See Article by Nishiuchi et al
Genetic characterization is gaining a prominent role in personalizing DCM prognostication. In the past, the proportion of patients with genetically determined DCM has been substantially underestimated because of variable clinical presentation, incomplete disease penetrance, and the lack of specific phenotypes. However, recent series using genetic screening suggest that ≤40% of DCM is genetically determined.4 To date, >50 genes have been implicated in DCM.5 Nevertheless, genotype–phenotype interactions still represent a challenge for translational research and cardiology. In fact, genotype information often does not have a known corresponding specific clinical phenotype. In particular, the clinical management of relatives carrying likely or possibly pathogenic mutations without overt phenotype remains currently uncertain in the specific setting of DCM.

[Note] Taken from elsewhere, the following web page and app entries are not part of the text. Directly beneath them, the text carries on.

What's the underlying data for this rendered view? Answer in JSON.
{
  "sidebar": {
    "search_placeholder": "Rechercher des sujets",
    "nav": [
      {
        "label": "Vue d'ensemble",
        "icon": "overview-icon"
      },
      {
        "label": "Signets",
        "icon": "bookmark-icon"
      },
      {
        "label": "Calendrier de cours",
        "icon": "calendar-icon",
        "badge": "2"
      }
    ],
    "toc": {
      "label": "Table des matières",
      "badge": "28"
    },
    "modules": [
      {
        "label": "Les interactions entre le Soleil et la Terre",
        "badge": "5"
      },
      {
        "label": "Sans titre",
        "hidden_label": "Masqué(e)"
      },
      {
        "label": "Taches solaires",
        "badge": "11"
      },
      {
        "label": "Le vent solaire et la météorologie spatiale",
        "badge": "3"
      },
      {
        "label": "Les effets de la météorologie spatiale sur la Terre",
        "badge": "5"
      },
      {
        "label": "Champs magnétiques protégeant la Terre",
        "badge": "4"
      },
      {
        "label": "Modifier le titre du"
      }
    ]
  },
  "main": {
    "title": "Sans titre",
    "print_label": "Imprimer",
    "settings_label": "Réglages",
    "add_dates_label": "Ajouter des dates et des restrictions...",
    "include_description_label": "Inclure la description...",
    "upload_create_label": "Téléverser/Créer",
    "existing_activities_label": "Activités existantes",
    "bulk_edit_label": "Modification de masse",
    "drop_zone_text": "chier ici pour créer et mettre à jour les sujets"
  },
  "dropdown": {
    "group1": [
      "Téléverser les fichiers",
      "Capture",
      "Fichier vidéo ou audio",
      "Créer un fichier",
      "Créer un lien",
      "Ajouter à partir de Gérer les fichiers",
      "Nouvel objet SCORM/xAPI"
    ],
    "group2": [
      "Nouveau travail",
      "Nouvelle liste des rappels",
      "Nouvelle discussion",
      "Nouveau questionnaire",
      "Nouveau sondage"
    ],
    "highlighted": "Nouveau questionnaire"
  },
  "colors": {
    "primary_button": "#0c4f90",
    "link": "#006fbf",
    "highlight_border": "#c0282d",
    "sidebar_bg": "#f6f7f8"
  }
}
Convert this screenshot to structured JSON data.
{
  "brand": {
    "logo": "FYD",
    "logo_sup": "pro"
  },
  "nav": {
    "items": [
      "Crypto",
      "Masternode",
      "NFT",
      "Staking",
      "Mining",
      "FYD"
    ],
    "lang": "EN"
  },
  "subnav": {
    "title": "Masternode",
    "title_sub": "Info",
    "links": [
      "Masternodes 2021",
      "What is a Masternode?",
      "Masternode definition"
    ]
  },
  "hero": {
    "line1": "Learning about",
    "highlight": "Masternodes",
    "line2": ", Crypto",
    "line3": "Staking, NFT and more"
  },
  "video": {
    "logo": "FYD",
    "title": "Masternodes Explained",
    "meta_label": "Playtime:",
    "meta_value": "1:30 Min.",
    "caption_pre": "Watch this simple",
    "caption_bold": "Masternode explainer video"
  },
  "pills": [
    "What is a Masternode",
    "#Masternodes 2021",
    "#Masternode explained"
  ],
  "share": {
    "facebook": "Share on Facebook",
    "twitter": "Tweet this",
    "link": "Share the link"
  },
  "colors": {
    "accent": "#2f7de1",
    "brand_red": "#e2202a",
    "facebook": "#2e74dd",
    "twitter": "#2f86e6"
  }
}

In this field, LMNA had always represented the more investigated gene with several prospective and retrospective studies.6–8 Because of the association with a relatively high incidence of sudden cardiac death or major ventricular arrhythmias, even before development of systolic left ventricular dysfunction, LMNA mutations represent the only genetic background in DCM that change clinical choices such as the implantable cardioverter defibrillator therapy in …